Edna urged me to visit the thirteenth century St Moluag's church, which I could see from my room. “I find it much more moving than the Callanish Stones. Everyone says that the stones are the thing to see, but I always prefer St Moluag’s. It is more peaceful, special.”
I opened the chunky door of the church and sat on a pew. Oil lamps hang from the ceiling as the church still has no electricity. I was the only person there and all I could hear was bleating sheep from the field outside.
Windiest place in the UK
I loved cycling these tiny roads with miniscule distances between each settlement. Perhaps the settlements were closer and closer together because there was less and less land remaining until it dropped into the sea.
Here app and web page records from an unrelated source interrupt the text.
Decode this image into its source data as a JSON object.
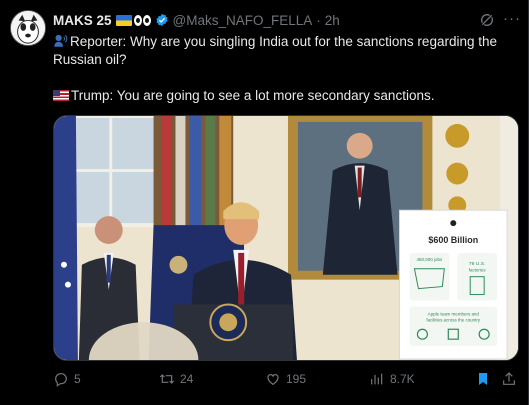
{
  "author": {
    "name": "MAKS 25",
    "handle": "@Maks_NAFO_FELLA",
    "separator": "·",
    "time": "2h"
  },
  "tweet": {
    "line1": "Reporter: Why are you singling India out for the sanctions regarding the Russian oil?",
    "line2": "Trump: You are going to see a lot more secondary sanctions."
  },
  "media": {
    "sign_amount": "$600 Billion",
    "sign_jobs": "450,000 jobs",
    "sign_factories_num": "79 U.S.",
    "sign_factories_label": "factories",
    "sign_footer_1": "Apple team members and",
    "sign_footer_2": "facilities across the country"
  },
  "actions": {
    "replies": "5",
    "retweets": "24",
    "likes": "195",
    "views": "8.7K"
  },
  "colors": {
    "background": "#000000",
    "text": "#e7e9ea",
    "muted": "#71767b",
    "verified": "#1d9bf0",
    "bookmark": "#1d9bf0"
  },
  "icons": [
    "avatar",
    "ukraine-flag",
    "eyes-emoji",
    "verified-badge",
    "grok-icon",
    "more-icon",
    "speaker-icon",
    "us-flag",
    "reply-icon",
    "retweet-icon",
    "like-icon",
    "views-icon",
    "bookmark-icon",
    "share-icon"
  ]
}
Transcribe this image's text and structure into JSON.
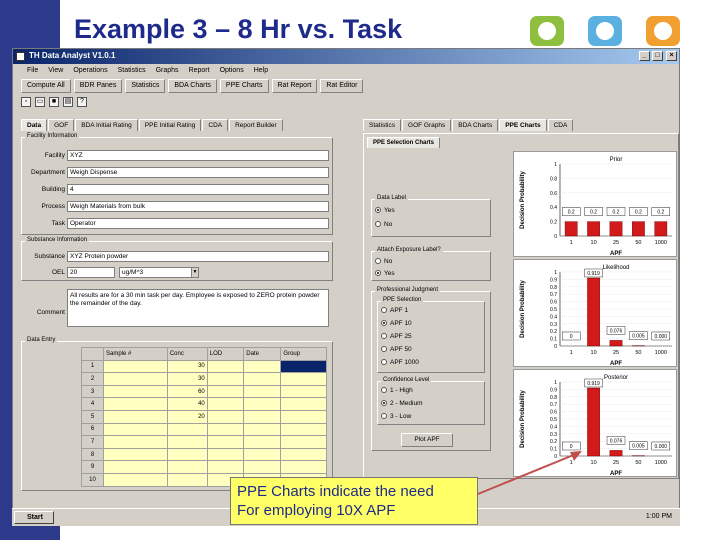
{
  "slide": {
    "title": "Example 3 – 8 Hr vs. Task",
    "callout_line1": "PPE Charts indicate the need",
    "callout_line2": "For employing 10X APF"
  },
  "colors": {
    "accent_blue": "#2d3a8c",
    "deco_green": "#8fbf3f",
    "deco_blue": "#5ab0e0",
    "deco_orange": "#f0a030",
    "bar_red": "#d21a1a",
    "callout_bg": "#ffff66"
  },
  "app": {
    "title": "TH Data Analyst V1.0.1",
    "menu": [
      "File",
      "View",
      "Operations",
      "Statistics",
      "Graphs",
      "Report",
      "Options",
      "Help"
    ],
    "toolbar": [
      "Compute All",
      "BDR Panes",
      "Statistics",
      "BDA Charts",
      "PPE Charts",
      "Rat Report",
      "Rat Editor"
    ],
    "toolbar_icons": [
      "new-icon",
      "open-icon",
      "save-icon",
      "print-icon",
      "help-icon"
    ],
    "left_tabs": [
      "Data",
      "GOF",
      "BDA Initial Rating",
      "PPE Initial Rating",
      "CDA",
      "Report Builder"
    ],
    "right_tabs": [
      "Statistics",
      "GOF Graphs",
      "BDA Charts",
      "PPE Charts",
      "CDA"
    ],
    "facility": {
      "group": "Facility Information",
      "facility_label": "Facility",
      "facility_value": "XYZ",
      "department_label": "Department",
      "department_value": "Weigh Dispense",
      "building_label": "Building",
      "building_value": "4",
      "process_label": "Process",
      "process_value": "Weigh Materials from bulk",
      "task_label": "Task",
      "task_value": "Operator"
    },
    "substance": {
      "group": "Substance Information",
      "substance_label": "Substance",
      "substance_value": "XYZ Protein powder",
      "oel_label": "OEL",
      "oel_value": "20",
      "oel_units": "ug/M^3"
    },
    "comment": {
      "label": "Comment",
      "value": "All results are for a 30 min task per day. Employee is exposed to ZERO protein powder the remainder of the day."
    },
    "data_entry": {
      "group": "Data Entry",
      "columns": [
        "",
        "Sample #",
        "Conc",
        "LOD",
        "Date",
        "Group"
      ],
      "rows": [
        [
          "1",
          "",
          "30",
          "",
          "",
          ""
        ],
        [
          "2",
          "",
          "30",
          "",
          "",
          ""
        ],
        [
          "3",
          "",
          "60",
          "",
          "",
          ""
        ],
        [
          "4",
          "",
          "40",
          "",
          "",
          ""
        ],
        [
          "5",
          "",
          "20",
          "",
          "",
          ""
        ],
        [
          "6",
          "",
          "",
          "",
          "",
          ""
        ],
        [
          "7",
          "",
          "",
          "",
          "",
          ""
        ],
        [
          "8",
          "",
          "",
          "",
          "",
          ""
        ],
        [
          "9",
          "",
          "",
          "",
          "",
          ""
        ],
        [
          "10",
          "",
          "",
          "",
          "",
          ""
        ]
      ]
    },
    "ppe_tab": "PPE Selection Charts",
    "data_label": {
      "group": "Data Label",
      "options": [
        "Yes",
        "No"
      ],
      "selected": "Yes"
    },
    "attach_label": {
      "group": "Attach Exposure Label?",
      "options": [
        "No",
        "Yes"
      ],
      "selected": "Yes"
    },
    "prof_judgment": {
      "group": "Professional Judgment",
      "ppe_group": "PPE Selection",
      "ppe_options": [
        "APF 1",
        "APF 10",
        "APF 25",
        "APF 50",
        "APF 1000"
      ],
      "ppe_selected": "APF 10",
      "conf_group": "Confidence Level",
      "conf_options": [
        "1 - High",
        "2 - Medium",
        "3 - Low"
      ],
      "conf_selected": "2 - Medium",
      "plot_button": "Plot APF"
    },
    "charts": [
      {
        "title": "Prior",
        "ylabel": "Decision Probability",
        "xlabel": "APF"
      },
      {
        "title": "Likelihood",
        "ylabel": "Decision Probability",
        "xlabel": "APF"
      },
      {
        "title": "Posterior",
        "ylabel": "Decision Probability",
        "xlabel": "APF"
      }
    ],
    "taskbar": {
      "start": "Start",
      "clock": "1:00 PM"
    }
  },
  "chart_data": [
    {
      "type": "bar",
      "title": "Prior",
      "ylabel": "Decision Probability",
      "xlabel": "APF",
      "categories": [
        "1",
        "10",
        "25",
        "50",
        "1000"
      ],
      "values": [
        0.2,
        0.2,
        0.2,
        0.2,
        0.2
      ],
      "data_labels": [
        "0.2",
        "0.2",
        "0.2",
        "0.2",
        "0.2"
      ],
      "ylim": [
        0,
        1
      ],
      "yticks": [
        "0",
        "0.2",
        "0.4",
        "0.6",
        "0.8",
        "1"
      ]
    },
    {
      "type": "bar",
      "title": "Likelihood",
      "ylabel": "Decision Probability",
      "xlabel": "APF",
      "categories": [
        "1",
        "10",
        "25",
        "50",
        "1000"
      ],
      "values": [
        0.0,
        0.919,
        0.076,
        0.005,
        0.0
      ],
      "data_labels": [
        "0",
        "0.919",
        "0.076",
        "0.005",
        "0.000"
      ],
      "ylim": [
        0,
        1
      ],
      "yticks": [
        "0",
        "0.1",
        "0.2",
        "0.3",
        "0.4",
        "0.5",
        "0.6",
        "0.7",
        "0.8",
        "0.9",
        "1"
      ]
    },
    {
      "type": "bar",
      "title": "Posterior",
      "ylabel": "Decision Probability",
      "xlabel": "APF",
      "categories": [
        "1",
        "10",
        "25",
        "50",
        "1000"
      ],
      "values": [
        0.0,
        0.919,
        0.076,
        0.005,
        0.0
      ],
      "data_labels": [
        "0",
        "0.919",
        "0.076",
        "0.005",
        "0.000"
      ],
      "ylim": [
        0,
        1
      ],
      "yticks": [
        "0",
        "0.1",
        "0.2",
        "0.3",
        "0.4",
        "0.5",
        "0.6",
        "0.7",
        "0.8",
        "0.9",
        "1"
      ]
    }
  ]
}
I travelled from Fivepenny, where the bed and breakfast is located, to Eoropie, where there is a café. I fancied a final cup of tea before reaching the end. There were Harris Tweed placemats, roof beams, and local art for sale.
This is the kind of cycling that makes me feel happy. It was a road flanked by long grass and wild flowers. The sun was strong, the sky blue with a variety of cloud shapes, the kind where your imagination turns them into familiar objects. Then the coastline came into view, soon to be followed by the red brick Butt of Lewis lighthouse. There was a constant smile on my face.
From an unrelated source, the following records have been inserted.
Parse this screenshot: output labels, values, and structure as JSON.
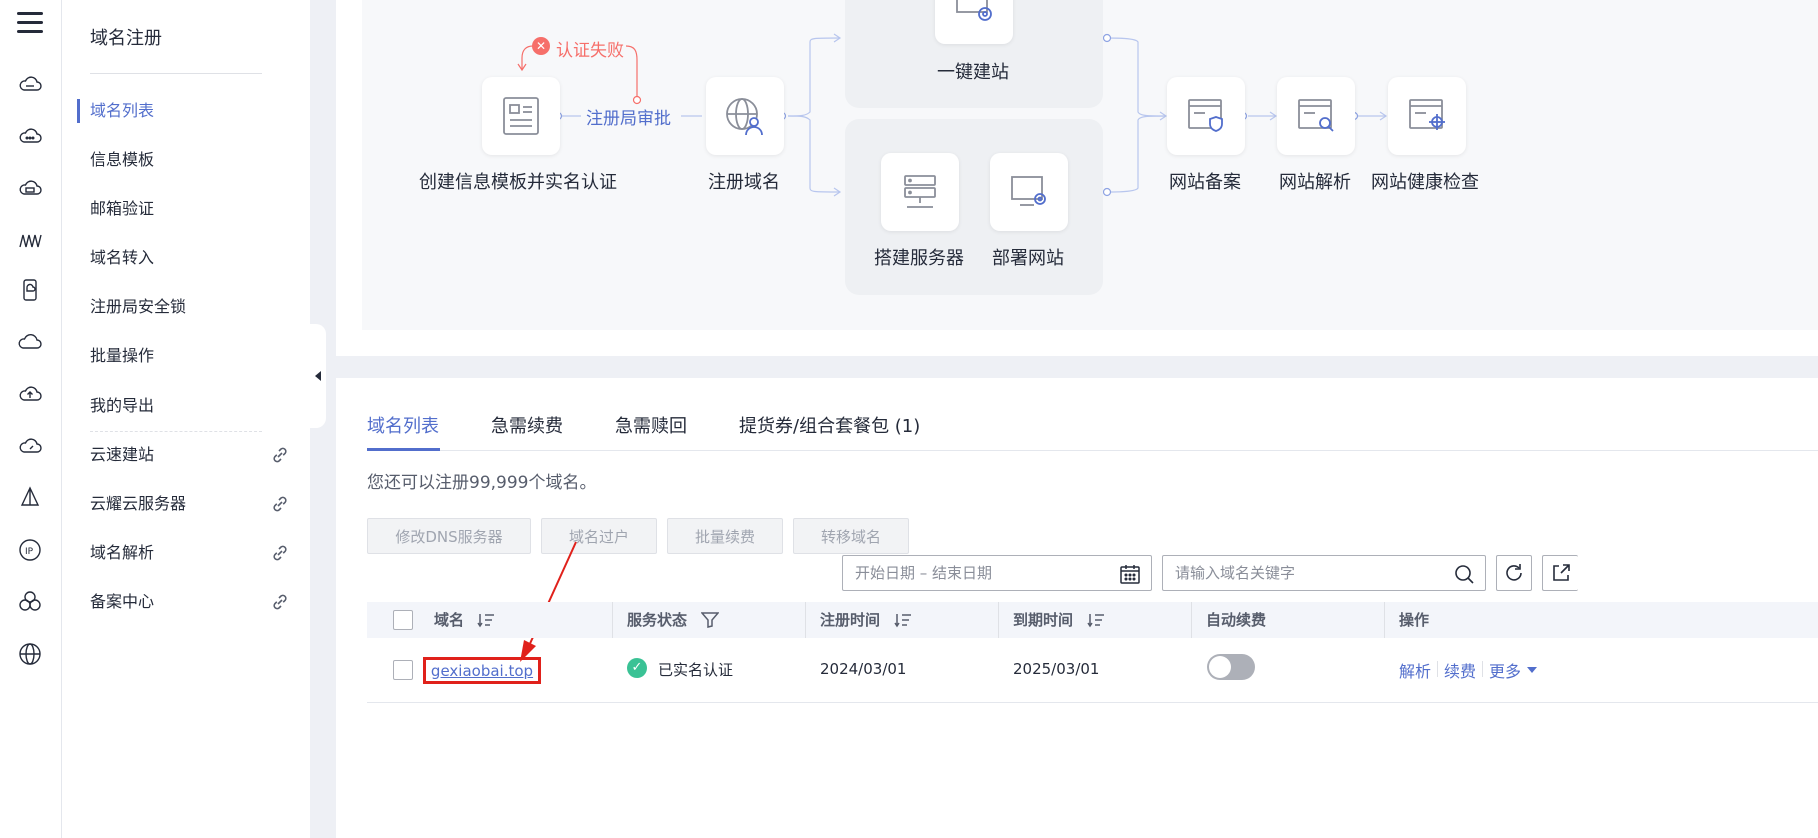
{
  "menu": {
    "title": "域名注册",
    "items": [
      {
        "label": "域名列表"
      },
      {
        "label": "信息模板"
      },
      {
        "label": "邮箱验证"
      },
      {
        "label": "域名转入"
      },
      {
        "label": "注册局安全锁"
      },
      {
        "label": "批量操作"
      },
      {
        "label": "我的导出"
      },
      {
        "label": "云速建站"
      },
      {
        "label": "云耀云服务器"
      },
      {
        "label": "域名解析"
      },
      {
        "label": "备案中心"
      }
    ]
  },
  "flow": {
    "step1": "创建信息模板并实名认证",
    "fail": "认证失败",
    "approve": "注册局审批",
    "step2": "注册域名",
    "one_click": "一键建站",
    "build_server": "搭建服务器",
    "deploy_site": "部署网站",
    "icp": "网站备案",
    "dns": "网站解析",
    "health": "网站健康检查"
  },
  "list": {
    "tabs": [
      "域名列表",
      "急需续费",
      "急需赎回",
      "提货券/组合套餐包 (1)"
    ],
    "note": "您还可以注册99,999个域名。",
    "buttons": [
      "修改DNS服务器",
      "域名过户",
      "批量续费",
      "转移域名"
    ],
    "date_placeholder": "开始日期 – 结束日期",
    "search_placeholder": "请输入域名关键字",
    "columns": [
      "域名",
      "服务状态",
      "注册时间",
      "到期时间",
      "自动续费",
      "操作"
    ],
    "row": {
      "domain": "gexiaobai.top",
      "status": "已实名认证",
      "reg_date": "2024/03/01",
      "exp_date": "2025/03/01",
      "auto_renew": false,
      "actions": [
        "解析",
        "续费",
        "更多"
      ]
    }
  },
  "colors": {
    "accent": "#526ecc",
    "error": "#f66f6a",
    "highlight": "#e0211b",
    "success": "#3ac295"
  }
}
There was no more road. I squeezed the breaks and rested my bike next to the lighthouse. I walked to a spot where I could sit and watch the waves charging full speed into the rocks and breaking up into a whoosh of spray. My journey had ended in spectacular style. It felt all the more special because I had reached it by the power of my own legs. I said out loud “This is what I want to do. I want to cycle and see places like this.”
I celebrated with dinner at Cafe Sonas in Port of Ness. It is a small restaurant with lots of glass so that dinners can watch the harbor or stare out to the vast Atlantic. The hake stuffed with shrimps and creamy parsley sauce was sensational and I could easily have it again and again.
The restaurant was a couple of miles from the B&B, so I cycled back. My bike had taken me everywhere on this trip and now it was my taxi home after a night in a restaurant. Riding on these quiet roads at 9pm on a summer evening felt liberating. There were no cars, no people, no noise. It was only me and a sky of blue, white, yellow, pink and orange all swirled together.
Getting there Lewis can be reached by ferry from Ullapool. More information about the journey to Lewis can be found in my previous guide, Up to Ullapool
Cycling distances and terrain The distance from Stornoway to Port of Ness is 26.5 miles. on the A857. It is a well surfaced, mostly straight and level road. There is minimal traffic.
From Port of Ness to the Butt of Lewis Lighthouse is about 2.7 miles. This is on B roads and narrower with some hills. Depending on time of year it can be busy with tourist traffic, but it is slow moving and courteous traffic.
Things to see and do The whalebone arch is in Bragar, which involves a slight diversion onto the A858 (turn left off the A857 just before it reaches Barvas). The Blackhouse is also in this direction and it has an entry charge.
Morvern Gallery is in Barvas and the place to see what local artists are up to. Don't forget to sample the fabulous coffee.
The Butt of Lewis Lighthousecannot be visited, but you can get great views of it from the spectacular coastal scenery.
Where to stay Loch Beag Bed and Breakfast is highly rated on Trip Advisor and I received a very warm welcome. It is one of my favourite bed and breakfasts. It is located about halfway between Port of Ness and the Butt of Lewis Lighthouse. £30 per person for double occupancy. You can arrange an evening meal with them.